Doubt won the Pulitzer Prize for drama this year, and after seeing it this weekend (the last weekend with the original actress, Cherry Jones, in the lead role, unfortunately) I think it richly deserved the win. The play deals with the sexual abuse scandal in the Catholic Church, and what’s particularly remarkable about it, in this year of hectoring works of art (most of them involving George Clooney), is it’s steadfast refusal to filter its story through an ideological lens. Set in 1964, Doubt follows a nun who suspects that a priest in her parish is molesting students, and given that description, it’s easy to imagine a bad, fashionable play about a heroic feminist nun taking down an evil, repressed, pre-Vatican II priest. But the playwright, John Patrick Shanley, is smarter than that: he makes the nun a tough-minded, old-school Catholic who sees the world in black and white, and the priest a young, hip, progressive figure who embodies all the ideas about religion that a Broadway audience is likely to find appealing. She seems heartless, tyrannical, and prejudiced; he’s questing, broad-minded, charismatic. But over the course of the play, the audience is invited to recognize the virtues contained within her old-fashioned attitudes, and the weaknesses at the heart of his charm.
Not that the priest ever entirely forfeits the audience’s sympathy, or that the nun is without her faults – again, the play is too intelligent to fall into a schematic view of its protagonists. What it does instead, more effectively than any work of art I’ve seen, is dramatize both the weaknesses of old-fashioned, pre-Vatican II Catholicism – the legalism, the occasional cruelty, the seeming heartlessness – and the ways that the 1960s reforms went so quickly wrong, good intentions and all. It dramatizes, as well, the central paradox of the entire sexual abuse scandal, which is that it partook of the worst of both “liberal” and “conservative” Catholicism – the former’s sexual permissiveness and contempt for time-tested traditions, rules and safeguards; and the latter’s clericalism, its insistence that the hierarchy knew best and the laity should just “pray, pay and obey,” its willingness to use authority as a screen for irresponsibility. In the name of freedom and progress and experimentation, priests justified their own sins and those of their fellows; in the name of order and tradition and obedience, their superiors protected them.
And everybody meant well. True monsters like Fathers Geoghan and Shanley aside, this the reality of the sex abuse scandal, but also of nearly every great historical tragedy – and it should be written in gold letters on the wall of every screenwriting workshop and creative writing class in these United States. There are exceptions to the rule, of course, but not nearly enough to justify the number of “serious” works of art that take an absurdly Manichean view of the world, and never even attempt to plumb the motives, or the humanity, of their villains. Terry Teachout (who loved Doubt) summed up this tendency earlier in the year:

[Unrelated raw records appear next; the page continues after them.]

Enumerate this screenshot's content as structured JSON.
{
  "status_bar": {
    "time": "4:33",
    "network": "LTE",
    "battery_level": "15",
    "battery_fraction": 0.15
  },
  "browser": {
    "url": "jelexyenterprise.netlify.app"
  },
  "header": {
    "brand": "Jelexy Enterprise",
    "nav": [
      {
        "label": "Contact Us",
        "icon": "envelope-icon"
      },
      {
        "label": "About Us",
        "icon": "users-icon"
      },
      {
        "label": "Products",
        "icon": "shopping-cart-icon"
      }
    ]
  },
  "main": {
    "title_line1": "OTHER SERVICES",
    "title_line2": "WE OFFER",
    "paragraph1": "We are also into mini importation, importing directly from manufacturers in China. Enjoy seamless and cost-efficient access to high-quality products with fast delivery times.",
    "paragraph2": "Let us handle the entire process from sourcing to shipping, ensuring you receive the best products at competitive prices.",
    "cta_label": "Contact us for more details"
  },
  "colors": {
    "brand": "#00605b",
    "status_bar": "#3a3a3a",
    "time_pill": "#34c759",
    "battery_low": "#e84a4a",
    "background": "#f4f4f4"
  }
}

. . . great art “takes you out of yourself.” By definition, it then puts you into somebody else, and in so doing enriches your understanding of reality. To do this successfully, it must be in the deepest sense sympathetic. The New Shorter Oxford Dictionary defines sympathy as “the fact or capacity of sharing or being responsive to the feelings or condition of another or others.” Such a capacity is a sine qua non of all serious art. It is what makes Shakespeare’s villains believable: We feel we can understand their motives, even if we don’t share them. It is also central to the persuasive power of great art. Without sympathy there can be no persuasion. Even a caricature, however cruel, must acknowledge the humanity of its subject in order to be funny. The artist must create a whole character and not simply show the side of him that will most convince us of his villainy.
What I find striking about much of today’s political art, by contrast, is its unwillingness to make such acknowledgments. Instead of seeking to persuade–to change the minds of its viewers–it takes for granted their concurrence.
Teachout was talking about plays, for the most part, but his comments are even more telling after our autumn of Good Night, and Good Luck and Syriana and The Constant Gardener – all skillfully-made movies that would have been worlds better with some bare acknowledgement that not every anti-communist was a McCarthyite, and not everyone who works for an oil company, a pharmaceutical company, or the CIA has knowingly sold their soul to the devil. Doubt is a welcome exception to this depressing habit. May there be more like it.
– posted by Ross